- _Element data from apps and pages_
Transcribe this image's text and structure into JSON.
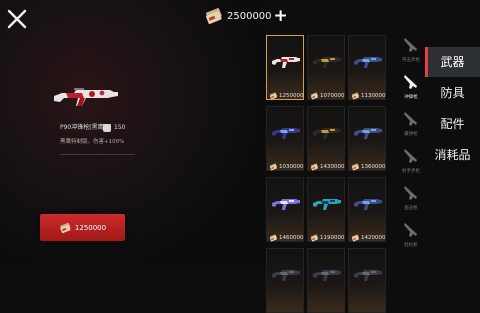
{
  "header": {
    "currency_icon": "cash-stack-icon",
    "currency_amount": "2500000",
    "add_label": "+"
  },
  "selected_item": {
    "name": "P90冲锋枪[黑鹰]",
    "weight": "150",
    "description": "黑鹰特制版。伤害+100%",
    "buy_price": "1250000"
  },
  "grid": {
    "columns": 3,
    "items": [
      {
        "price": "1250000",
        "icon": "smg-red-white-icon",
        "selected": true
      },
      {
        "price": "1070000",
        "icon": "smg-gold-icon",
        "selected": false
      },
      {
        "price": "1130000",
        "icon": "smg-blue-icon",
        "selected": false
      },
      {
        "price": "1030000",
        "icon": "rifle-blue-icon",
        "selected": false
      },
      {
        "price": "1430000",
        "icon": "smg-gold-icon",
        "selected": false
      },
      {
        "price": "1360000",
        "icon": "smg-blue-icon",
        "selected": false
      },
      {
        "price": "1460000",
        "icon": "rifle-purple-icon",
        "selected": false
      },
      {
        "price": "1190000",
        "icon": "smg-cyan-icon",
        "selected": false
      },
      {
        "price": "1420000",
        "icon": "smg-blue-icon",
        "selected": false
      },
      {
        "price": "",
        "icon": "weapon-icon",
        "selected": false
      },
      {
        "price": "",
        "icon": "weapon-icon",
        "selected": false
      },
      {
        "price": "",
        "icon": "weapon-icon",
        "selected": false
      }
    ]
  },
  "subcategories": [
    {
      "label": "突击步枪",
      "icon": "assault-rifle-icon",
      "active": false
    },
    {
      "label": "冲锋枪",
      "icon": "smg-icon",
      "active": true
    },
    {
      "label": "霰弹枪",
      "icon": "shotgun-icon",
      "active": false
    },
    {
      "label": "射手步枪",
      "icon": "marksman-rifle-icon",
      "active": false
    },
    {
      "label": "狙击枪",
      "icon": "sniper-rifle-icon",
      "active": false
    },
    {
      "label": "轻机枪",
      "icon": "lmg-icon",
      "active": false
    }
  ],
  "tabs": [
    {
      "label": "武器",
      "active": true
    },
    {
      "label": "防具",
      "active": false
    },
    {
      "label": "配件",
      "active": false
    },
    {
      "label": "消耗品",
      "active": false
    }
  ],
  "colors": {
    "accent": "#d6a23c",
    "buy_button": "#b82020",
    "tab_active_bg": "#2d3034"
  }
}
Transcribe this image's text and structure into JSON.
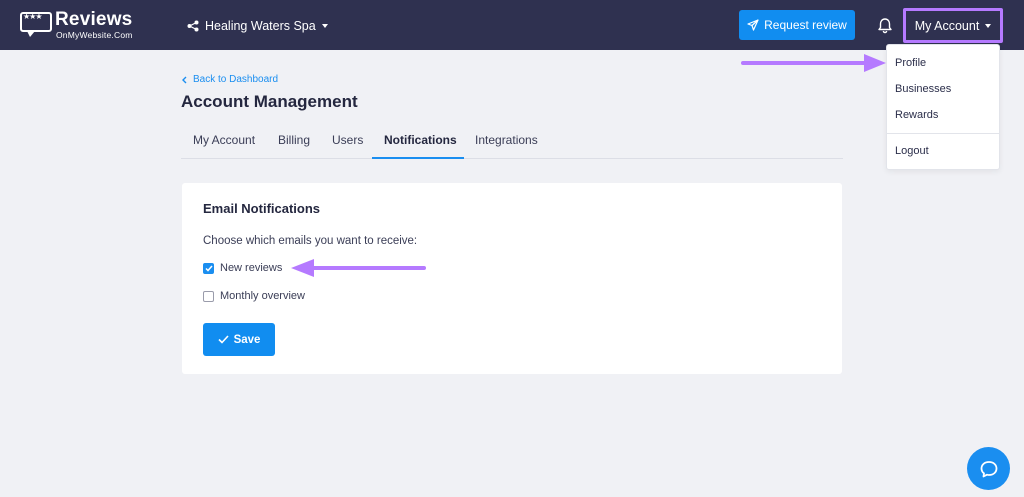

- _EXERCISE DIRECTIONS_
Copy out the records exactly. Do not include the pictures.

- _RESPONSE BOX_
Transcribe this image's text and structure into JSON.
{
  "header": {
    "currency_icon": "cash-stack-icon",
    "currency_amount": "2500000",
    "add_label": "+"
  },
  "selected_item": {
    "name": "P90冲锋枪[黑鹰]",
    "weight": "150",
    "description": "黑鹰特制版。伤害+100%",
    "buy_price": "1250000"
  },
  "grid": {
    "columns": 3,
    "items": [
      {
        "price": "1250000",
        "icon": "smg-red-white-icon",
        "selected": true
      },
      {
        "price": "1070000",
        "icon": "smg-gold-icon",
        "selected": false
      },
      {
        "price": "1130000",
        "icon": "smg-blue-icon",
        "selected": false
      },
      {
        "price": "1030000",
        "icon": "rifle-blue-icon",
        "selected": false
      },
      {
        "price": "1430000",
        "icon": "smg-gold-icon",
        "selected": false
      },
      {
        "price": "1360000",
        "icon": "smg-blue-icon",
        "selected": false
      },
      {
        "price": "1460000",
        "icon": "rifle-purple-icon",
        "selected": false
      },
      {
        "price": "1190000",
        "icon": "smg-cyan-icon",
        "selected": false
      },
      {
        "price": "1420000",
        "icon": "smg-blue-icon",
        "selected": false
      },
      {
        "price": "",
        "icon": "weapon-icon",
        "selected": false
      },
      {
        "price": "",
        "icon": "weapon-icon",
        "selected": false
      },
      {
        "price": "",
        "icon": "weapon-icon",
        "selected": false
      }
    ]
  },
  "subcategories": [
    {
      "label": "突击步枪",
      "icon": "assault-rifle-icon",
      "active": false
    },
    {
      "label": "冲锋枪",
      "icon": "smg-icon",
      "active": true
    },
    {
      "label": "霰弹枪",
      "icon": "shotgun-icon",
      "active": false
    },
    {
      "label": "射手步枪",
      "icon": "marksman-rifle-icon",
      "active": false
    },
    {
      "label": "狙击枪",
      "icon": "sniper-rifle-icon",
      "active": false
    },
    {
      "label": "轻机枪",
      "icon": "lmg-icon",
      "active": false
    }
  ],
  "tabs": [
    {
      "label": "武器",
      "active": true
    },
    {
      "label": "防具",
      "active": false
    },
    {
      "label": "配件",
      "active": false
    },
    {
      "label": "消耗品",
      "active": false
    }
  ],
  "colors": {
    "accent": "#d6a23c",
    "buy_button": "#b82020",
    "tab_active_bg": "#2d3034"
  }
}
Transcribe this image's text and structure into JSON.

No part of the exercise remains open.